# TASK REQUIREMENTS
Check every line of the data below for the string "每日一篇", and copy the ones that hold it.

Segment Start: RECORDS PROVIDED

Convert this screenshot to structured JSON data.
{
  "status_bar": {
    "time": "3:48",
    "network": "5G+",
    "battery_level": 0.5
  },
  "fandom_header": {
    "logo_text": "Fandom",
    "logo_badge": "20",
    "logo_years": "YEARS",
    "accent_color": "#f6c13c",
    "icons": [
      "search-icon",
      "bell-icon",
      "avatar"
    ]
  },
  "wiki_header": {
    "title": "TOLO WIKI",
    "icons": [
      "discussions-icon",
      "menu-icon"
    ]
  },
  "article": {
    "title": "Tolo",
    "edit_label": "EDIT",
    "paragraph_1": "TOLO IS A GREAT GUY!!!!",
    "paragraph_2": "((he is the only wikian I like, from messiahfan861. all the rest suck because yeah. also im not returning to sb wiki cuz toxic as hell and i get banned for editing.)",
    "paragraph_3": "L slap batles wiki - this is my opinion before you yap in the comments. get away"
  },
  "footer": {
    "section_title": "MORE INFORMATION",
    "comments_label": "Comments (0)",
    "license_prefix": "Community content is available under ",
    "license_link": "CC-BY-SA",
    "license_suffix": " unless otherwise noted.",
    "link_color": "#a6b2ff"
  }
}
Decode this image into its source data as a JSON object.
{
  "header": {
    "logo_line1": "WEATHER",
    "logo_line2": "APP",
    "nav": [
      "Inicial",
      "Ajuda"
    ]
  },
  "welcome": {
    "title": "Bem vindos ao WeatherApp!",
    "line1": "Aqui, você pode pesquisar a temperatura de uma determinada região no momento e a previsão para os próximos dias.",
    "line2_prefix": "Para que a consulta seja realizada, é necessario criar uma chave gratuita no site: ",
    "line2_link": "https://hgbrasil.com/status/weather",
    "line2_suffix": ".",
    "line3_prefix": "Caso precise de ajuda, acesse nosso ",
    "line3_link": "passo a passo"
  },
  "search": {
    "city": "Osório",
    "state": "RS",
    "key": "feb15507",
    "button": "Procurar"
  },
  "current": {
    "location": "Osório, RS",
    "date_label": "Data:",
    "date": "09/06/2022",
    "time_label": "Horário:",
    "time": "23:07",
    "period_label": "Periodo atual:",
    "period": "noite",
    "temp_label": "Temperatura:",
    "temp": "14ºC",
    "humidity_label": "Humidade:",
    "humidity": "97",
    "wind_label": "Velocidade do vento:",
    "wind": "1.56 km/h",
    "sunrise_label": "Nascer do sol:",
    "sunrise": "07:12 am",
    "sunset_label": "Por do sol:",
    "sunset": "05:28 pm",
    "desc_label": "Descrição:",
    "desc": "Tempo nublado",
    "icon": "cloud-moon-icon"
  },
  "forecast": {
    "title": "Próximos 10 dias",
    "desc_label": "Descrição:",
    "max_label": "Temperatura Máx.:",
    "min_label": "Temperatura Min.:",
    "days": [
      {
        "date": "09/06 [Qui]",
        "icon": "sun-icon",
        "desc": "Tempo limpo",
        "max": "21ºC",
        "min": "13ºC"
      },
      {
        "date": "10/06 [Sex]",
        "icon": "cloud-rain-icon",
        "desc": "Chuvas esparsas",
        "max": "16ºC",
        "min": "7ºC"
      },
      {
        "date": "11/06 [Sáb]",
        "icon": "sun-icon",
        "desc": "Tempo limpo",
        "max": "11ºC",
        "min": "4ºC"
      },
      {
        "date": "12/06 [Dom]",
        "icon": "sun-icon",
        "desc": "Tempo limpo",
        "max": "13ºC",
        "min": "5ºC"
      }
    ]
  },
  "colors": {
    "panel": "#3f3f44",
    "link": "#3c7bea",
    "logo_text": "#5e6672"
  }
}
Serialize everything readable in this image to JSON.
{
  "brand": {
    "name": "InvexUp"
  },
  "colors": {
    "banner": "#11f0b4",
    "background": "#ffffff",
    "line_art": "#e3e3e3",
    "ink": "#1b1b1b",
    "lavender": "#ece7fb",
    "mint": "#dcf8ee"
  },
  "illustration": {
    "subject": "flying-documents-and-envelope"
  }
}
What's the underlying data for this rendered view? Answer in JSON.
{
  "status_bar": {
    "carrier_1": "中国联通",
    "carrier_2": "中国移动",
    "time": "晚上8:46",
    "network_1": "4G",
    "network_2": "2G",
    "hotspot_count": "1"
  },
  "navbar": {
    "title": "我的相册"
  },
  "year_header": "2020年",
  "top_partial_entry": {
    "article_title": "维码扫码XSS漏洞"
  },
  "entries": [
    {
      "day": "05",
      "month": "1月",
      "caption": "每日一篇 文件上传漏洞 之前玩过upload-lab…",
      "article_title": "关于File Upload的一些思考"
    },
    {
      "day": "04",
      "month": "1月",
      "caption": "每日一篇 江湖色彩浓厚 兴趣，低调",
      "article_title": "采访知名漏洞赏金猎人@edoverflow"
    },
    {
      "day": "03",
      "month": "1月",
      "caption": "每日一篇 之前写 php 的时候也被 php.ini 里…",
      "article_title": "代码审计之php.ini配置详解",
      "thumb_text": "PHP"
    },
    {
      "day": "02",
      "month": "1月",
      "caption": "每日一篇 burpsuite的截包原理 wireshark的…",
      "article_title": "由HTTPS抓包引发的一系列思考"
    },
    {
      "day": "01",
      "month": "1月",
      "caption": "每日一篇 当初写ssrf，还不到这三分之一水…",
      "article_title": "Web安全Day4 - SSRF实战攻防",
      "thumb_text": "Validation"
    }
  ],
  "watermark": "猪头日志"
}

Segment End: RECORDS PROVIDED

# REPLY TO THE TASK
      "caption": "每日一篇 文件上传漏洞 之前玩过upload-lab…",
      "caption": "每日一篇 江湖色彩浓厚 兴趣，低调",
      "caption": "每日一篇 之前写 php 的时候也被 php.ini 里…",
      "caption": "每日一篇 burpsuite的截包原理 wireshark的…",
      "caption": "每日一篇 当初写ssrf，还不到这三分之一水…",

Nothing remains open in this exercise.